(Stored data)
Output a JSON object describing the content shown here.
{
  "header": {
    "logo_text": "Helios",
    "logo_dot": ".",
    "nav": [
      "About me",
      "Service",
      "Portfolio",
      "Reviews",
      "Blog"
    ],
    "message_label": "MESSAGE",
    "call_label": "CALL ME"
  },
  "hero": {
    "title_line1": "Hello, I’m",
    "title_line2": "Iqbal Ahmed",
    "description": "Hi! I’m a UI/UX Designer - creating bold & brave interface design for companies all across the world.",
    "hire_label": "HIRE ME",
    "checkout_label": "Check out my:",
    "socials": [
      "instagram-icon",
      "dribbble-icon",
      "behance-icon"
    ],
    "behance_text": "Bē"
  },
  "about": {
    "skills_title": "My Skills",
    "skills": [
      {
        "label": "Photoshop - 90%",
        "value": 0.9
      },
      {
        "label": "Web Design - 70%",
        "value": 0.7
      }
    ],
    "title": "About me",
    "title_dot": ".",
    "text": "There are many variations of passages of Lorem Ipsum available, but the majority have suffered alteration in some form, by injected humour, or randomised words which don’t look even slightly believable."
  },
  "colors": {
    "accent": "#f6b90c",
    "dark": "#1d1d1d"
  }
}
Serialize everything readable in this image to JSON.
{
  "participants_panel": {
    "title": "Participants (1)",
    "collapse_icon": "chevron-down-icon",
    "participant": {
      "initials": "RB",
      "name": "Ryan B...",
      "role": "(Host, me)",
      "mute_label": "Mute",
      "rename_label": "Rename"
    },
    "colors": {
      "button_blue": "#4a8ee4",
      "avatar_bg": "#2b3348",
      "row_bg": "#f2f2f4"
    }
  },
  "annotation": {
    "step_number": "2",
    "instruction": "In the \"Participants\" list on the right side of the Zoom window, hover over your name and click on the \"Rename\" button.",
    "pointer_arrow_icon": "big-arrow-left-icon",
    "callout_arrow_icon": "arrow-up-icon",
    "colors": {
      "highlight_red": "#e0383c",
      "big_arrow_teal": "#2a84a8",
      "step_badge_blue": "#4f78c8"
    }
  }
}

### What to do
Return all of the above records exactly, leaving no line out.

### Task answer
Output a JSON object describing the content shown here.
{
  "header": {
    "logo_text": "Helios",
    "logo_dot": ".",
    "nav": [
      "About me",
      "Service",
      "Portfolio",
      "Reviews",
      "Blog"
    ],
    "message_label": "MESSAGE",
    "call_label": "CALL ME"
  },
  "hero": {
    "title_line1": "Hello, I’m",
    "title_line2": "Iqbal Ahmed",
    "description": "Hi! I’m a UI/UX Designer - creating bold & brave interface design for companies all across the world.",
    "hire_label": "HIRE ME",
    "checkout_label": "Check out my:",
    "socials": [
      "instagram-icon",
      "dribbble-icon",
      "behance-icon"
    ],
    "behance_text": "Bē"
  },
  "about": {
    "skills_title": "My Skills",
    "skills": [
      {
        "label": "Photoshop - 90%",
        "value": 0.9
      },
      {
        "label": "Web Design - 70%",
        "value": 0.7
      }
    ],
    "title": "About me",
    "title_dot": ".",
    "text": "There are many variations of passages of Lorem Ipsum available, but the majority have suffered alteration in some form, by injected humour, or randomised words which don’t look even slightly believable."
  },
  "colors": {
    "accent": "#f6b90c",
    "dark": "#1d1d1d"
  }
}
Serialize everything readable in this image to JSON.
{
  "participants_panel": {
    "title": "Participants (1)",
    "collapse_icon": "chevron-down-icon",
    "participant": {
      "initials": "RB",
      "name": "Ryan B...",
      "role": "(Host, me)",
      "mute_label": "Mute",
      "rename_label": "Rename"
    },
    "colors": {
      "button_blue": "#4a8ee4",
      "avatar_bg": "#2b3348",
      "row_bg": "#f2f2f4"
    }
  },
  "annotation": {
    "step_number": "2",
    "instruction": "In the \"Participants\" list on the right side of the Zoom window, hover over your name and click on the \"Rename\" button.",
    "pointer_arrow_icon": "big-arrow-left-icon",
    "callout_arrow_icon": "arrow-up-icon",
    "colors": {
      "highlight_red": "#e0383c",
      "big_arrow_teal": "#2a84a8",
      "step_badge_blue": "#4f78c8"
    }
  }
}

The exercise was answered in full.